• WHAT YOU ARE ASKED TO DO
What is needed is a word-for-word copy of all the entries, minus the pictures.

• SOURCE MATERIAL
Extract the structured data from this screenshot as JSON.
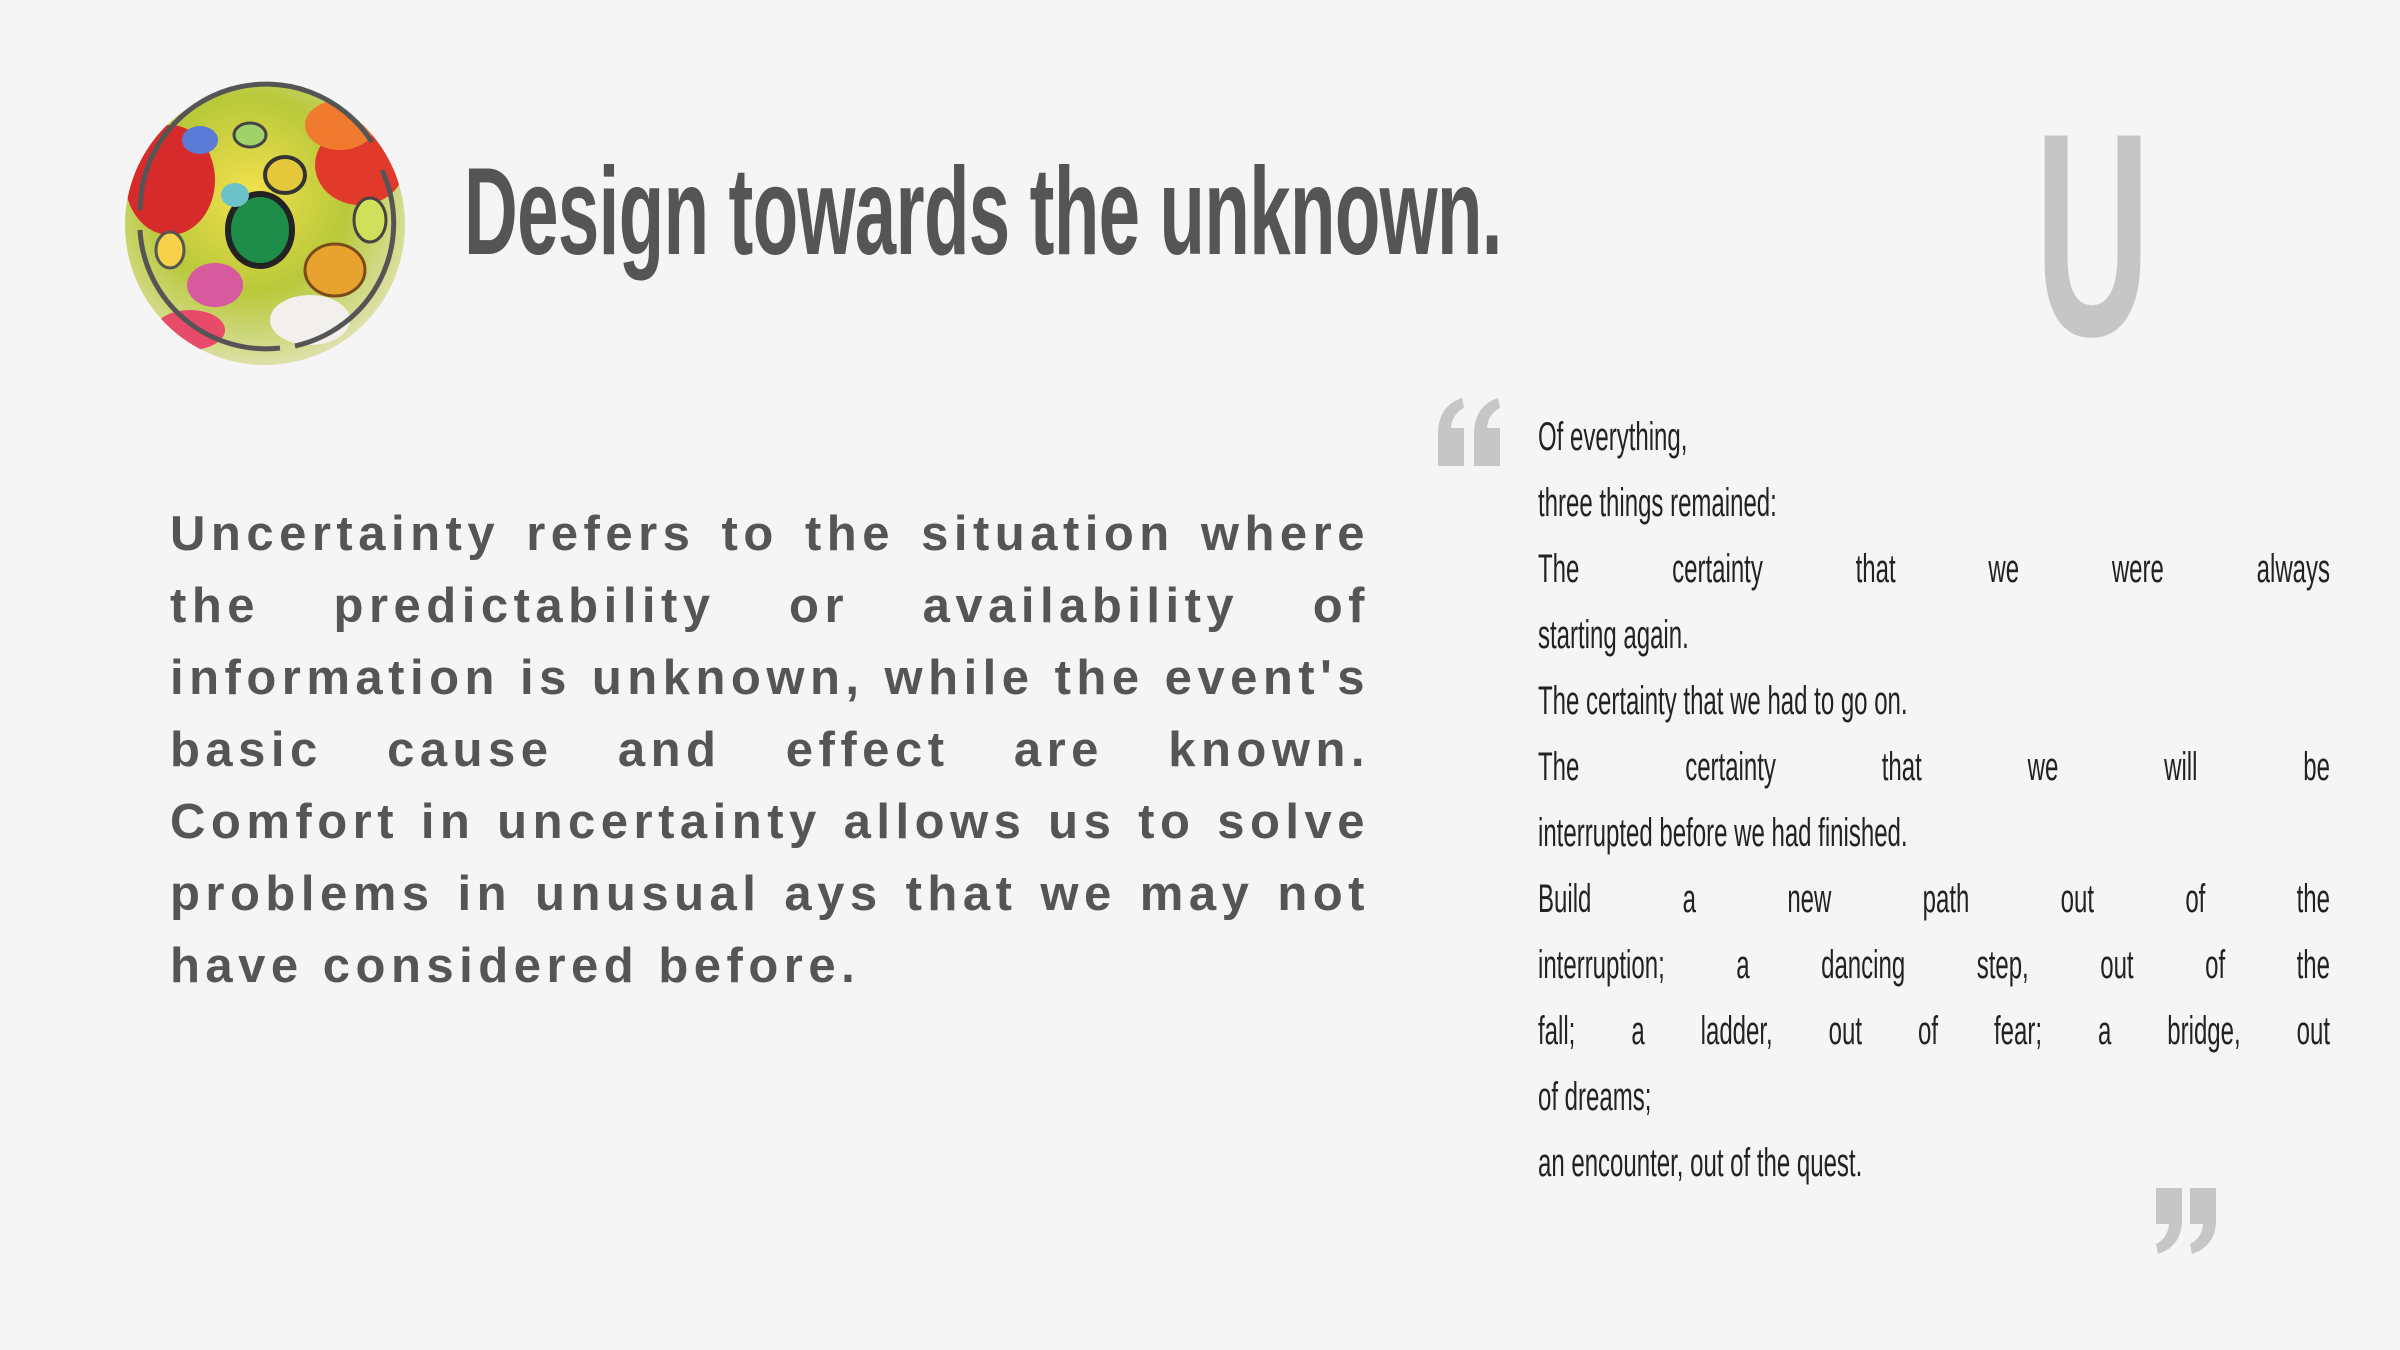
{
  "header": {
    "title": "Design towards the unknown.",
    "decor_letter": "U"
  },
  "logo": {
    "description_icon": "marbled-paint-circle-icon"
  },
  "body": {
    "paragraph": "Uncertainty refers to the situation where the predictability or availability of information is unknown, while the event's basic cause and effect are known. Comfort in uncertainty allows us to solve problems in unusual ays that we may not have considered before."
  },
  "quote": {
    "lines": [
      "Of everything,",
      "three things remained:",
      "The certainty that we were always",
      "starting again.",
      "The certainty that we had to go on.",
      "The certainty that we will be",
      "interrupted before we had finished.",
      "Build a new path out of the",
      "interruption; a dancing step, out of the",
      "fall; a ladder, out of fear; a bridge, out",
      "of dreams;",
      "an encounter, out of the quest."
    ]
  },
  "colors": {
    "background": "#f5f5f5",
    "title": "#555555",
    "accent_gray": "#c6c6c6",
    "quote_text": "#222222"
  }
}
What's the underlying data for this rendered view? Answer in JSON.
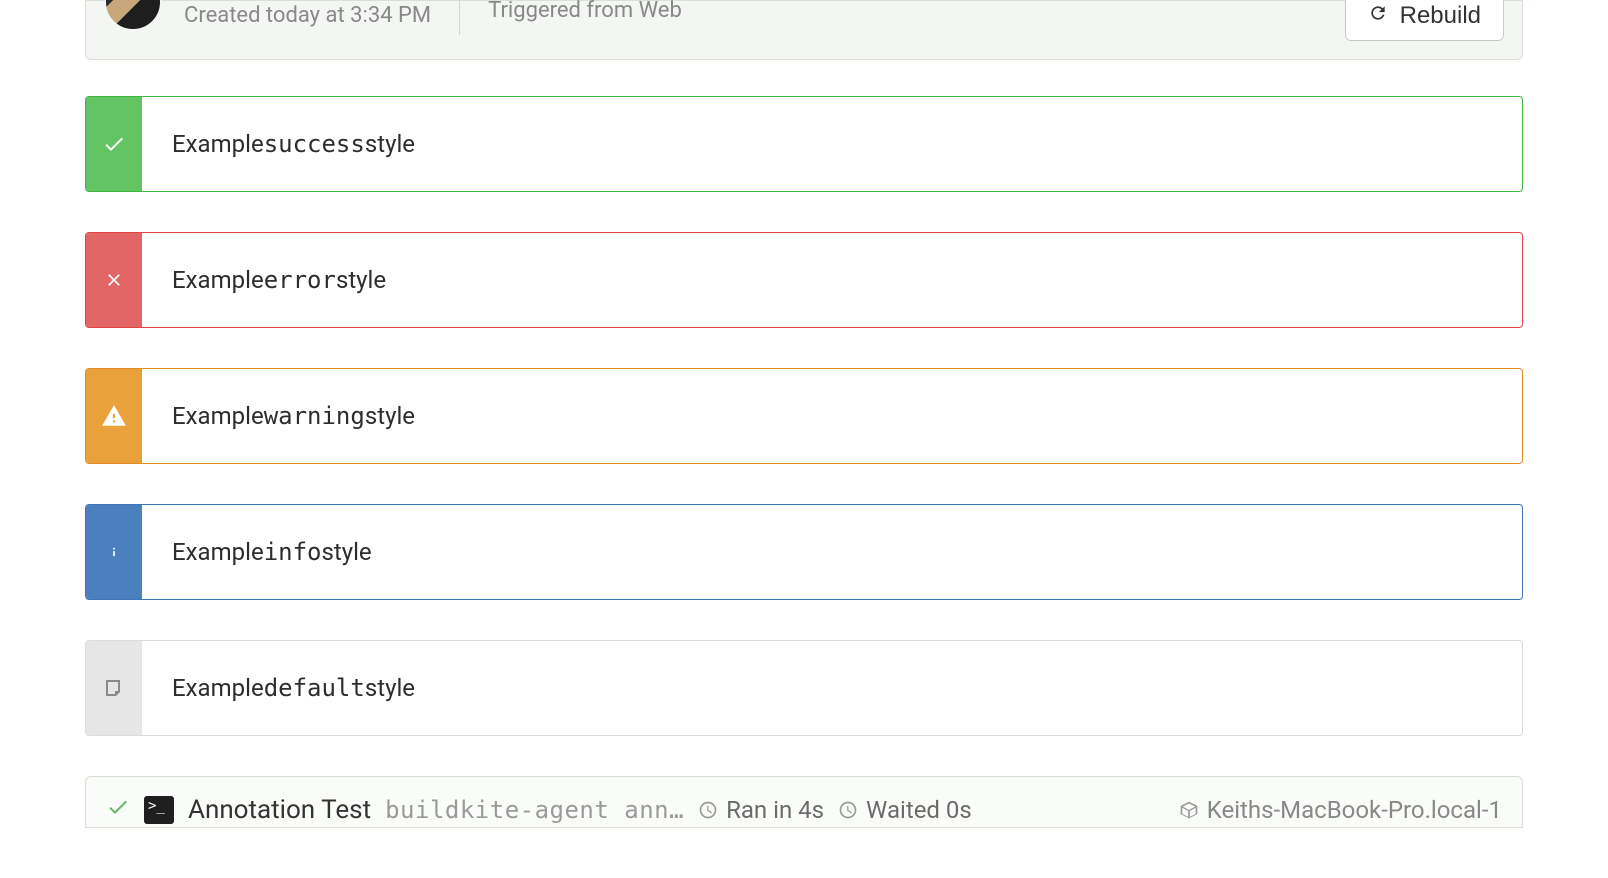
{
  "header": {
    "created_line": "Created today at 3:34 PM",
    "trigger_line": "Triggered from Web",
    "rebuild_label": "Rebuild"
  },
  "annotations": [
    {
      "style": "success",
      "text_before": "Example ",
      "keyword": "success",
      "text_after": " style"
    },
    {
      "style": "error",
      "text_before": "Example ",
      "keyword": "error",
      "text_after": " style"
    },
    {
      "style": "warning",
      "text_before": "Example ",
      "keyword": "warning",
      "text_after": " style"
    },
    {
      "style": "info",
      "text_before": "Example ",
      "keyword": "info",
      "text_after": " style"
    },
    {
      "style": "default",
      "text_before": "Example ",
      "keyword": "default",
      "text_after": " style"
    }
  ],
  "job": {
    "title": "Annotation Test",
    "command": "buildkite-agent ann…",
    "ran_in": "Ran in 4s",
    "waited": "Waited 0s",
    "agent": "Keiths-MacBook-Pro.local-1"
  }
}
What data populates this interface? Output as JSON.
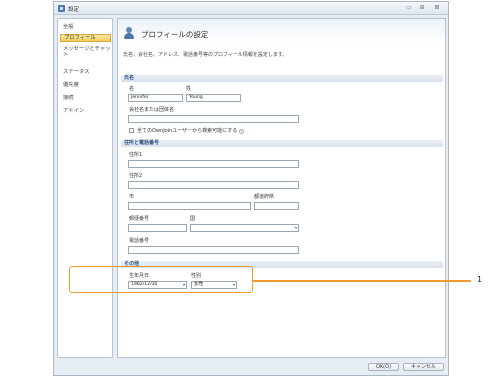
{
  "window": {
    "title": "設定",
    "minimize": "▭",
    "maximize": "⊞",
    "close": "⊠"
  },
  "sidebar": {
    "items": [
      {
        "label": "全般"
      },
      {
        "label": "プロフィール",
        "active": true
      },
      {
        "label": "メッセージとチャット"
      },
      {
        "label": "ステータス"
      },
      {
        "label": "優先度"
      },
      {
        "label": "接続"
      },
      {
        "label": "アドイン"
      }
    ]
  },
  "page": {
    "title": "プロフィールの設定",
    "description": "氏名、会社名、アドレス、電話番号等のプロフィール情報を設定します。"
  },
  "sections": {
    "name": "氏名",
    "address": "住所と電話番号",
    "other": "その他"
  },
  "fields": {
    "first_name_label": "名",
    "first_name_value": "Jennifer",
    "last_name_label": "姓",
    "last_name_value": "Young",
    "company_label": "会社名または団体名",
    "company_value": "",
    "searchable_label": "全てのOwnJoinユーザーから検索可能にする",
    "address1_label": "住所1",
    "address2_label": "住所2",
    "city_label": "市",
    "prefecture_label": "都道府県",
    "postal_label": "郵便番号",
    "country_label": "国",
    "phone_label": "電話番号",
    "birthdate_label": "生年月日",
    "birthdate_value": "1982/12/30",
    "gender_label": "性別",
    "gender_value": "女性"
  },
  "footer": {
    "ok_label": "OK(O)",
    "cancel_label": "キャンセル"
  },
  "callout": {
    "number": "1"
  },
  "colors": {
    "accent": "#f29a2e",
    "section_text": "#2a4f80",
    "active_item": "#f3cf5b"
  }
}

• RESULT OF THIS TASK
Extract the structured data from this screenshot as JSON.
{
  "header": {
    "title": "Design towards the unknown.",
    "decor_letter": "U"
  },
  "logo": {
    "description_icon": "marbled-paint-circle-icon"
  },
  "body": {
    "paragraph": "Uncertainty refers to the situation where the predictability or availability of information is unknown, while the event's basic cause and effect are known. Comfort in uncertainty allows us to solve problems in unusual ays that we may not have considered before."
  },
  "quote": {
    "lines": [
      "Of everything,",
      "three things remained:",
      "The certainty that we were always",
      "starting again.",
      "The certainty that we had to go on.",
      "The certainty that we will be",
      "interrupted before we had finished.",
      "Build a new path out of the",
      "interruption; a dancing step, out of the",
      "fall; a ladder, out of fear; a bridge, out",
      "of dreams;",
      "an encounter, out of the quest."
    ]
  },
  "colors": {
    "background": "#f5f5f5",
    "title": "#555555",
    "accent_gray": "#c6c6c6",
    "quote_text": "#222222"
  }
}
What's the underlying data for this rendered view? Answer in JSON.
{
  "header": {
    "created_line": "Created today at 3:34 PM",
    "trigger_line": "Triggered from Web",
    "rebuild_label": "Rebuild"
  },
  "annotations": [
    {
      "style": "success",
      "text_before": "Example ",
      "keyword": "success",
      "text_after": " style"
    },
    {
      "style": "error",
      "text_before": "Example ",
      "keyword": "error",
      "text_after": " style"
    },
    {
      "style": "warning",
      "text_before": "Example ",
      "keyword": "warning",
      "text_after": " style"
    },
    {
      "style": "info",
      "text_before": "Example ",
      "keyword": "info",
      "text_after": " style"
    },
    {
      "style": "default",
      "text_before": "Example ",
      "keyword": "default",
      "text_after": " style"
    }
  ],
  "job": {
    "title": "Annotation Test",
    "command": "buildkite-agent ann…",
    "ran_in": "Ran in 4s",
    "waited": "Waited 0s",
    "agent": "Keiths-MacBook-Pro.local-1"
  }
}
What data populates this interface? Output as JSON.
{
  "window": {
    "title": "設定",
    "minimize": "▭",
    "maximize": "⊞",
    "close": "⊠"
  },
  "sidebar": {
    "items": [
      {
        "label": "全般"
      },
      {
        "label": "プロフィール",
        "active": true
      },
      {
        "label": "メッセージとチャット"
      },
      {
        "label": "ステータス"
      },
      {
        "label": "優先度"
      },
      {
        "label": "接続"
      },
      {
        "label": "アドイン"
      }
    ]
  },
  "page": {
    "title": "プロフィールの設定",
    "description": "氏名、会社名、アドレス、電話番号等のプロフィール情報を設定します。"
  },
  "sections": {
    "name": "氏名",
    "address": "住所と電話番号",
    "other": "その他"
  },
  "fields": {
    "first_name_label": "名",
    "first_name_value": "Jennifer",
    "last_name_label": "姓",
    "last_name_value": "Young",
    "company_label": "会社名または団体名",
    "company_value": "",
    "searchable_label": "全てのOwnJoinユーザーから検索可能にする",
    "address1_label": "住所1",
    "address2_label": "住所2",
    "city_label": "市",
    "prefecture_label": "都道府県",
    "postal_label": "郵便番号",
    "country_label": "国",
    "phone_label": "電話番号",
    "birthdate_label": "生年月日",
    "birthdate_value": "1982/12/30",
    "gender_label": "性別",
    "gender_value": "女性"
  },
  "footer": {
    "ok_label": "OK(O)",
    "cancel_label": "キャンセル"
  },
  "callout": {
    "number": "1"
  },
  "colors": {
    "accent": "#f29a2e",
    "section_text": "#2a4f80",
    "active_item": "#f3cf5b"
  }
}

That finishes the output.